 Prior to her independence in 1963, Malaysia was known as Malaya. Malaya consisted of Penang, Malacca and the nine Malay states of Perak, Selangor, Pahang, Negri Sembilan, Perlis, Kedah, Kelantan, Trengganu and Johore.
 Jean DeBernardi. Rites of belonging: memory, modernity and identity in a Malaysian Chinese community (Stanford, California: Stanford University Press, 2004), 152.

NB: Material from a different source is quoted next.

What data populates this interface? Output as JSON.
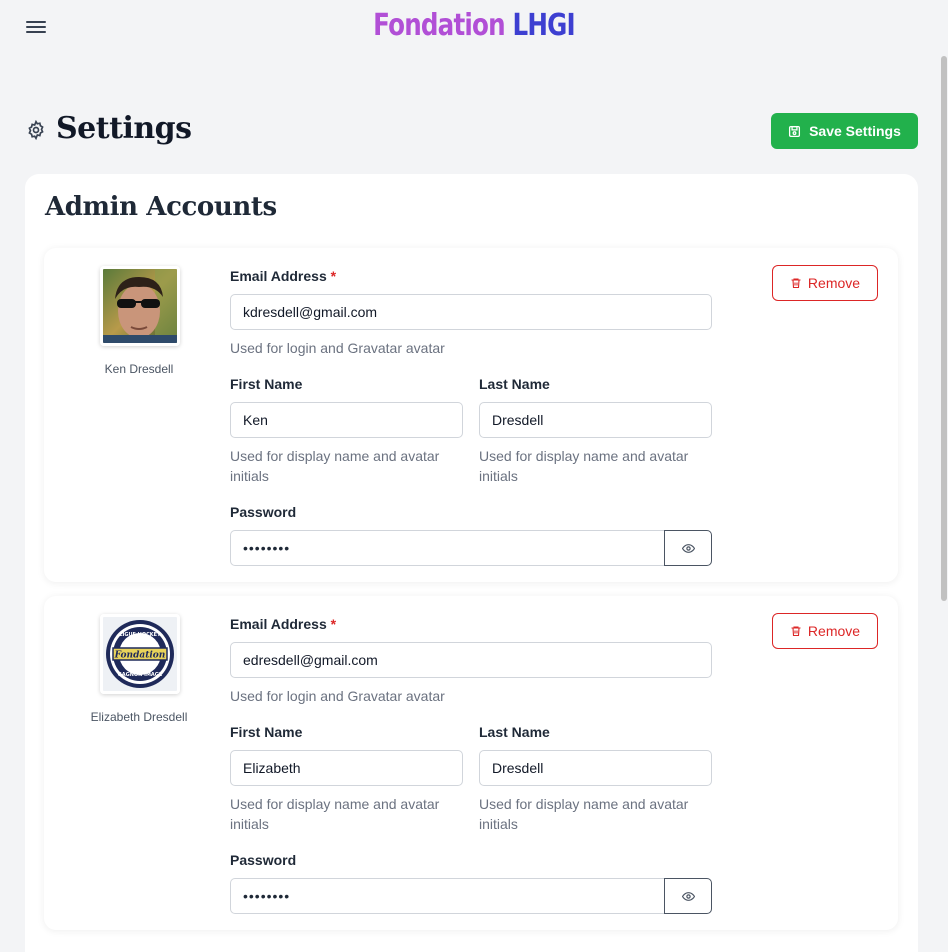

 John Clammer, Religious Pluralism and Chinese Beliefs in Singapore, in Studies in Chinese folk religion in Singapore and Malaysia (Singapore: Contributions to Southeast Asian ethnography, 1983) 219. The importance of religion as an ethnic boundary maintaining mechanism is also supported by Cecilia Ng Siew Hua who argued that less Malay elements are incorporated in the Sam Poh Neo Neo Temple (1976) during the time of study than the Datuk Shaik Ismail Shrine (1958), because after the independence of Singapore, the Baba Chinese no longer enjoyed favoured position of social brokers based on their distinct identity and had tried to sinicize to become part of the majority Chinese population See Ng Siew Hua, “The Sam Poh Neo Neo Keramat: A Study of a Baba Chinese Temple”. Contributions to Southeast Asian Ethnography, vol. 25, pt. 1,1983, 175-177.
 The problems faced by the Chinese in the use of Islamic signs and the building of shrines are highlighted in these two newspaper articles. In The Straits Times, Johor Committee submits report on Houses of Worship, 29 Dec 1989, the state government was concerned about the growing number of shrines on state and private lands and in residential areas; In The Straits Times, Stop Use of Muslim Signs, Chinese temples Told, 25 June 1987, the Selangor state government gave three months’ notice to Chinese temples in Klang to remove Jawi and Muslim inscriptions on their premises. Owners were told to remove structures which identify Islam, such as domes similarly found in mosques, from their temples. If not, legal action would be taken and the structures would be demolished.